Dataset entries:
BEGIN
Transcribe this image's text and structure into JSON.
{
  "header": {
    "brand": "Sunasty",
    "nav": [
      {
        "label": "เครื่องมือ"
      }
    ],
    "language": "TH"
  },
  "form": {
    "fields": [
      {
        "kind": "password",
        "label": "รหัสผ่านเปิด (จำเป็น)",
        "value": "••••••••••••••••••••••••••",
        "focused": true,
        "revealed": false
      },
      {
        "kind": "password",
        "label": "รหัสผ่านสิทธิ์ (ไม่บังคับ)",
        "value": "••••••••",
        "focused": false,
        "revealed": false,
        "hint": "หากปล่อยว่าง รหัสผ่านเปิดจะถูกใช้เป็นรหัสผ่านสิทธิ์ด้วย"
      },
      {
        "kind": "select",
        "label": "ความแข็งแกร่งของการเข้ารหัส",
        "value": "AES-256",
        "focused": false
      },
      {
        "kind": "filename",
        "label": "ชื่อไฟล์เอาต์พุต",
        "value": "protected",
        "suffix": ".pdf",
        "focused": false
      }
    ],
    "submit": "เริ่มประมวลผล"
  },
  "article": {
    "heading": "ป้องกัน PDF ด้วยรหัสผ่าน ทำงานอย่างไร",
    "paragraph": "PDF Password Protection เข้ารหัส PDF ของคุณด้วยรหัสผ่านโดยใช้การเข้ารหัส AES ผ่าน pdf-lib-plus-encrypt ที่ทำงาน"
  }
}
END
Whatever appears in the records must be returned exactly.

## [ANSWER TO THE PROBLEM]
Transcribe this image's text and structure into JSON.
{
  "header": {
    "brand": "Sunasty",
    "nav": [
      {
        "label": "เครื่องมือ"
      }
    ],
    "language": "TH"
  },
  "form": {
    "fields": [
      {
        "kind": "password",
        "label": "รหัสผ่านเปิด (จำเป็น)",
        "value": "••••••••••••••••••••••••••",
        "focused": true,
        "revealed": false
      },
      {
        "kind": "password",
        "label": "รหัสผ่านสิทธิ์ (ไม่บังคับ)",
        "value": "••••••••",
        "focused": false,
        "revealed": false,
        "hint": "หากปล่อยว่าง รหัสผ่านเปิดจะถูกใช้เป็นรหัสผ่านสิทธิ์ด้วย"
      },
      {
        "kind": "select",
        "label": "ความแข็งแกร่งของการเข้ารหัส",
        "value": "AES-256",
        "focused": false
      },
      {
        "kind": "filename",
        "label": "ชื่อไฟล์เอาต์พุต",
        "value": "protected",
        "suffix": ".pdf",
        "focused": false
      }
    ],
    "submit": "เริ่มประมวลผล"
  },
  "article": {
    "heading": "ป้องกัน PDF ด้วยรหัสผ่าน ทำงานอย่างไร",
    "paragraph": "PDF Password Protection เข้ารหัส PDF ของคุณด้วยรหัสผ่านโดยใช้การเข้ารหัส AES ผ่าน pdf-lib-plus-encrypt ที่ทำงาน"
  }
}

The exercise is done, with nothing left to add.